#### [Data about app and page elements]
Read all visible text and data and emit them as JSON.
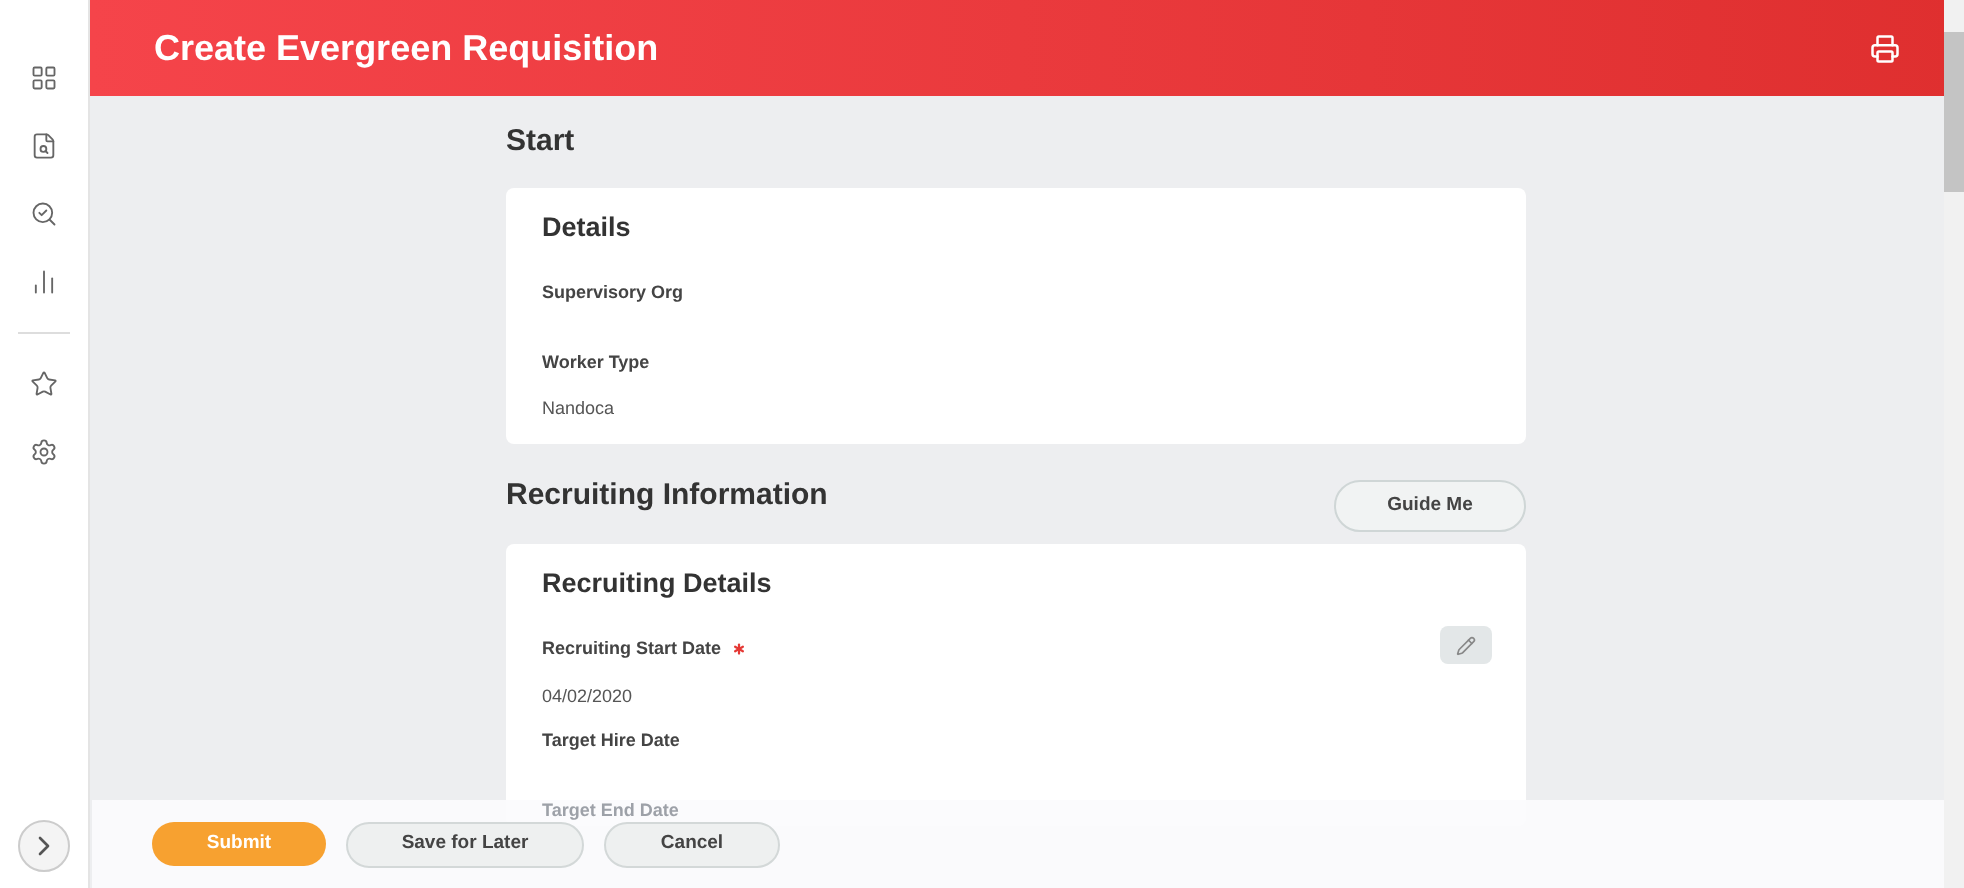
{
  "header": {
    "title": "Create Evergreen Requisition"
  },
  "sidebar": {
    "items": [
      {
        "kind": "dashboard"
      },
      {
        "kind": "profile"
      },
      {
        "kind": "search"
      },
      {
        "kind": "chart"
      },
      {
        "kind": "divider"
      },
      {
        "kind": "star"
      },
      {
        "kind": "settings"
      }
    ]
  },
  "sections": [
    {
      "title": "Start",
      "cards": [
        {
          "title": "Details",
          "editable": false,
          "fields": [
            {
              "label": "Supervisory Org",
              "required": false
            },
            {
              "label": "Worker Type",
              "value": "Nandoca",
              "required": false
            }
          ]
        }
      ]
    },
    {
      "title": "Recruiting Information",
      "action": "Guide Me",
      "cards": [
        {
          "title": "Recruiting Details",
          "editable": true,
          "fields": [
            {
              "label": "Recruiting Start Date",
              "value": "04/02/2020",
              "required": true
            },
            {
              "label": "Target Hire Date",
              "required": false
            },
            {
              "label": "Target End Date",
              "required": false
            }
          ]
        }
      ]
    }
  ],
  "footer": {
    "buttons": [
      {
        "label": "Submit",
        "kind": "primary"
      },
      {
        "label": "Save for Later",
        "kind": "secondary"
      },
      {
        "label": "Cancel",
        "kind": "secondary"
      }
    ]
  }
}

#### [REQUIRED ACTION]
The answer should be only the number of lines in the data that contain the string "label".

#### [TASK ANSWER]
8